Related Reading on CNET: The Best Online Seafood Delivery Services for 2020
This cod sandwich recipe calls for a beer-battered and fried cod (but halibut or haddock works too). Not only will the batter create an extra layer of flavor in the sandwich, but frying the cod makes for a thicker, crispier sandwich.
Or go for a much lighter sandwich by baking your fish instead of coating and frying it, like in this Cajun-style tilapia sandwich recipe. The fish is coated in spices and mayo, so you’re definitely not risking flavor by going for a lighter sandwich!
For lobster, your best bet is to steam it—but you can totally grill lobster too for a smoky layer of flavor. And then you can dress it in more than just the usual ways. This classic lobster roll recipe is everything you’d expect from a New England lobster roll: big chunks of sweet meat shoved into a split bun with just enough mayo and very little else.
However, lobster goes with plenty of flavors besides plain mayo and a smattering of celery. This spicy lobster roll recipe includes Sriracha, black pepper, and parsley to give a kick to tradition. And for those who prefer simple butter and lemon, try this mayo-free lobster roll recipe.
Even if you go a little wild with the flavors of your lobster roll, in general, the fewer the toppings the better; it’s usually the most expensive seafood option anyway, so you want to let it shine. Other types of seafood sandwich can benefit from a bit more garnish, though.
Sure, shrimp or crab is great with some lemon juice on top, and bacon, lettuce, and tomato makes the perfect club sandwich out of any fish, but normal is boring. One topping that can’t go wrong on a fish sandwich is slaw. Since it lends itself well to a wide range of sauces and flavors, a slaw is a perfect complement to a heavier fish or fried shrimp. You can also flavor the slaw around how you’re preparing the rest of the sandwich. For example, if you’ve beer-battered and fried a cod filet, you may want to use a slaw with some Dijon mustard to go with the beer flavor. Or if you’re going the Cajun shrimp route, you may consider a spicier jalapeño slaw to give the sandwich an extra kick.

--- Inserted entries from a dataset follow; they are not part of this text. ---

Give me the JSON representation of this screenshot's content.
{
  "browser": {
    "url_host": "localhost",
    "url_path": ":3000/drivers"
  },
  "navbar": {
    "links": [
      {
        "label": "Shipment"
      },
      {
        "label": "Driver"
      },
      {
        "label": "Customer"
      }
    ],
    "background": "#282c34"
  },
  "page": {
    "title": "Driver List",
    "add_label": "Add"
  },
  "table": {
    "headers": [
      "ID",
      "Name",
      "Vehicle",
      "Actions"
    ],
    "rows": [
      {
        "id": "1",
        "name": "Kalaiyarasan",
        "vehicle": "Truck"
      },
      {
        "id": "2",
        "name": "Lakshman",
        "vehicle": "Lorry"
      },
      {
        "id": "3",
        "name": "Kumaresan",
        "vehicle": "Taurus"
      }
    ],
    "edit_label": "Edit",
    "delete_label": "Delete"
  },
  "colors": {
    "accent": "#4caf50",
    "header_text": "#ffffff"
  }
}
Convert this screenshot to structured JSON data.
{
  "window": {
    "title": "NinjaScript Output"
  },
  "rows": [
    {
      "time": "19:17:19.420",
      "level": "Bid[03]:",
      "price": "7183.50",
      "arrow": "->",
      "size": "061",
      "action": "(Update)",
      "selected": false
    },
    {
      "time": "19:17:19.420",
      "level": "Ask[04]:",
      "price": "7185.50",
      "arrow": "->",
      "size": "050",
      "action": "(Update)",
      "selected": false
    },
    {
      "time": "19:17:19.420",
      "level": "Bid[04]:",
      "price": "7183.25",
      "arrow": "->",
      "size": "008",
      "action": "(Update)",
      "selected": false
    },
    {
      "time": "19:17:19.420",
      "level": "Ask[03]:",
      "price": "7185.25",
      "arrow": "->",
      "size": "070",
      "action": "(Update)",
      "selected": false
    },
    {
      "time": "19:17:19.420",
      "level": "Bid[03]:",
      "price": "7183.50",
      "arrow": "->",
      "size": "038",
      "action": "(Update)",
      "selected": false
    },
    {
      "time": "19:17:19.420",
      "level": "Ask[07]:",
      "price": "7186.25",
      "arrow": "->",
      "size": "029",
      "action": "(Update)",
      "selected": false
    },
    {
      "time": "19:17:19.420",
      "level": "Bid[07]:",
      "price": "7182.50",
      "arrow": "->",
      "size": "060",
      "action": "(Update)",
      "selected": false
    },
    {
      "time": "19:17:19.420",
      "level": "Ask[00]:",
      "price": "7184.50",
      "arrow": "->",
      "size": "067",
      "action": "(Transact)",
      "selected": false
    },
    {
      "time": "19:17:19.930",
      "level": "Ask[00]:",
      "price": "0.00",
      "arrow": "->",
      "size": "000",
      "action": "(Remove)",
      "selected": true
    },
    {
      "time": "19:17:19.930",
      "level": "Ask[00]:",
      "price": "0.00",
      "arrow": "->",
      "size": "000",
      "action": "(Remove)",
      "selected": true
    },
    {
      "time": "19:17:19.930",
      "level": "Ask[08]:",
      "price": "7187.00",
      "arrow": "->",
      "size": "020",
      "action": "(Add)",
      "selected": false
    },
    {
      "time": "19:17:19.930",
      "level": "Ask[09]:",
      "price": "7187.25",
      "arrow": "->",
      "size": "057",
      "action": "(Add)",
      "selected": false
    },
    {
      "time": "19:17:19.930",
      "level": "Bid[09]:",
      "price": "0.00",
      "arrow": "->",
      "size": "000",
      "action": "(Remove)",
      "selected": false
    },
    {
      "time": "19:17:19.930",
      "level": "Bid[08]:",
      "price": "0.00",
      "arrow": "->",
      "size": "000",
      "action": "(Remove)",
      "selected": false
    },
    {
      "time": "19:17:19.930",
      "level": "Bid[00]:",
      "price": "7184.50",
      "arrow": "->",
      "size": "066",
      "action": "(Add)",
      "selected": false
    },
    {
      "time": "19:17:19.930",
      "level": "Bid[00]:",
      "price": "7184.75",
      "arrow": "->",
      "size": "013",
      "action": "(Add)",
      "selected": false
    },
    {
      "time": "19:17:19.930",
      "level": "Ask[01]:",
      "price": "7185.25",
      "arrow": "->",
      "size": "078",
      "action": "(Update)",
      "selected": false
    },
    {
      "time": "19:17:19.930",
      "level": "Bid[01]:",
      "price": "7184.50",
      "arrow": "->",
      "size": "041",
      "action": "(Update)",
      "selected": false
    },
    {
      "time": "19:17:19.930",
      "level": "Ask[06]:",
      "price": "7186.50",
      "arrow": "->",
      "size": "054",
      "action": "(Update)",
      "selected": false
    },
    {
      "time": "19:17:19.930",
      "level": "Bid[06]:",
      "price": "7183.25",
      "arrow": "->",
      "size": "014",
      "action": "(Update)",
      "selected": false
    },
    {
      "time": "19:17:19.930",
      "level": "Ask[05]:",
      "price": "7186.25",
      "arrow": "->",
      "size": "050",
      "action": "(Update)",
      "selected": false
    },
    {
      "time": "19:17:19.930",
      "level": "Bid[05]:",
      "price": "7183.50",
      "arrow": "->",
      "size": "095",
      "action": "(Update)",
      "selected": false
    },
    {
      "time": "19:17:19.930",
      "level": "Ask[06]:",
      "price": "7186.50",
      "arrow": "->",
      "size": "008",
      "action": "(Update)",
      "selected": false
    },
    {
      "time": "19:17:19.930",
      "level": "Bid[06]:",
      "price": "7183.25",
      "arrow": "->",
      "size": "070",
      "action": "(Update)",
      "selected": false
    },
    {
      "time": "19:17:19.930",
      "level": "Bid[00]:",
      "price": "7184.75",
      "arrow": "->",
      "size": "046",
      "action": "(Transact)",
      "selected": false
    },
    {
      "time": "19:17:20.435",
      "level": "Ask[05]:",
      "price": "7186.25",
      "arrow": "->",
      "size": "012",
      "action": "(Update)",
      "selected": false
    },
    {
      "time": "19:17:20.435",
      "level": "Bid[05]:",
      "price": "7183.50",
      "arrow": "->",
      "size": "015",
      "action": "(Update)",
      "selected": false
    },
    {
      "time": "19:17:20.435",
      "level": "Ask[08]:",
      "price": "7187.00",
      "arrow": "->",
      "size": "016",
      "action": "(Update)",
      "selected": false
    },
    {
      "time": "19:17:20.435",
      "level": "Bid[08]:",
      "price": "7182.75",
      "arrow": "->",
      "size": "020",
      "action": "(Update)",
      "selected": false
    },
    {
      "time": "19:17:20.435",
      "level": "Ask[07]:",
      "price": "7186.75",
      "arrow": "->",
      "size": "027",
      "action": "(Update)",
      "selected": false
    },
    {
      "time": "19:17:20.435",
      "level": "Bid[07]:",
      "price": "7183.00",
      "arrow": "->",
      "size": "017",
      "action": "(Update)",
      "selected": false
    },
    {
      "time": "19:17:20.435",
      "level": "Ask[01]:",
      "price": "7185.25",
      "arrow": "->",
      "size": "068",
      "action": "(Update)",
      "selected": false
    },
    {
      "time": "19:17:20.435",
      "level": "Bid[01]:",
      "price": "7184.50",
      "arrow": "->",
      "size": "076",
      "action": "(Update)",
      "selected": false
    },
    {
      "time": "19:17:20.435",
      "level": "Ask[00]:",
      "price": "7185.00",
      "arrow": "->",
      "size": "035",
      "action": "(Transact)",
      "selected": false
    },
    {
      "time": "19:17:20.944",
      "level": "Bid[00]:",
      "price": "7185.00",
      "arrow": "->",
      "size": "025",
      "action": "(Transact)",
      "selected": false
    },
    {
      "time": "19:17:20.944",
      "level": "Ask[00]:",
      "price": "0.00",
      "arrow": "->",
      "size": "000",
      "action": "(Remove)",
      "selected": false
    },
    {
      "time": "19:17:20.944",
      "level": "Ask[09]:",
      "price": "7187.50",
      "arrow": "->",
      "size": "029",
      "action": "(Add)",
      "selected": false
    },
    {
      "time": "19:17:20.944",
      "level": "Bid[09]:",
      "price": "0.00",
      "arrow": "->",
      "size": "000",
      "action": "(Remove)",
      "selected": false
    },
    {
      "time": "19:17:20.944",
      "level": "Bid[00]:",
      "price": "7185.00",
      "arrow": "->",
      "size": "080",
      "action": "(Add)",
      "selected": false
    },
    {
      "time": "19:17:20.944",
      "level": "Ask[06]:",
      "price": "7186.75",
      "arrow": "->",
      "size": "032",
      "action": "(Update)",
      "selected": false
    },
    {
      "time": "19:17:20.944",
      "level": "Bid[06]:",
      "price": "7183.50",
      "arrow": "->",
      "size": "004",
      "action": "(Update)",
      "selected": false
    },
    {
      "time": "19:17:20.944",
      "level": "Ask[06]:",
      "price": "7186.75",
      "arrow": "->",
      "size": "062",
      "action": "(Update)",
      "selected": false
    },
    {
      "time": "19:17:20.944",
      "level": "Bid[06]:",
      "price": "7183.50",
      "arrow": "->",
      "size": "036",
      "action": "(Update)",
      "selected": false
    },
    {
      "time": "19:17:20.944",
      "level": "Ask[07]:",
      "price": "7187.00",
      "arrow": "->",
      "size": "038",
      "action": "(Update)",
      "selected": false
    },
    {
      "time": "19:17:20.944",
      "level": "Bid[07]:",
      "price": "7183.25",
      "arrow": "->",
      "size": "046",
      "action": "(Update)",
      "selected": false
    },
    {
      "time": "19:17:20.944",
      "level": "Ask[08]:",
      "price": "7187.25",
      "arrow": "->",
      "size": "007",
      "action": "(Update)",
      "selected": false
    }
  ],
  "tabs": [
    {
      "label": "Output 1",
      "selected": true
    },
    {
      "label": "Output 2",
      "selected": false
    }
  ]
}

Here’s a very basic fish sandwich recipe—no crazy flavors, no wild prep techniques. Use this just for a basic idea of how to start a slaw. Then you can get creative! Add sauces, spices, different veggies, or anything you may need to perfect your version of the seafood sandwich. Take, for example, this fried fish sandwich with pepper slaw (as in, jalapeños and poblanos), or this crispy fish sandwich with pineapple slaw.
Finally, we get to the last thing you throw on before closing your sandwich: the sauce. I am a firm believer that a sauce can absolutely make or break your sandwich. If you don’t have enough sauce, your sandwich is dry. If there’s too much, you miss the flavor of the fish. If you use the wrong flavors, the whole sandwich is a bust. Some safe bets are tartar sauce, mayo, Sriracha, and Dijon mustard. But you can get creative with any of those! Add crab meat to mayo to heighten the flavor of a shrimp sandwich, or make a pesto to add an earthy flavor to your fish fillet. A lemon basil mayo will add both a creaminess and a zest to the sandwich. On the other hand, the pickle and Worcestershire sauce in this fish sandwich sauce creates a tang that perfectly complements more mild white fish flavors.
Kumana Avocado Sauce (pack of 3), $27.50 on Amazon
Add some avocado hot sauce to your fish sandwich for a change.
Of course, if you’re having a lobster roll or crab salad sandwich, the sauce is built in. But you can level up even the simplest creation by making your own mayo:
Header image by Chowhound.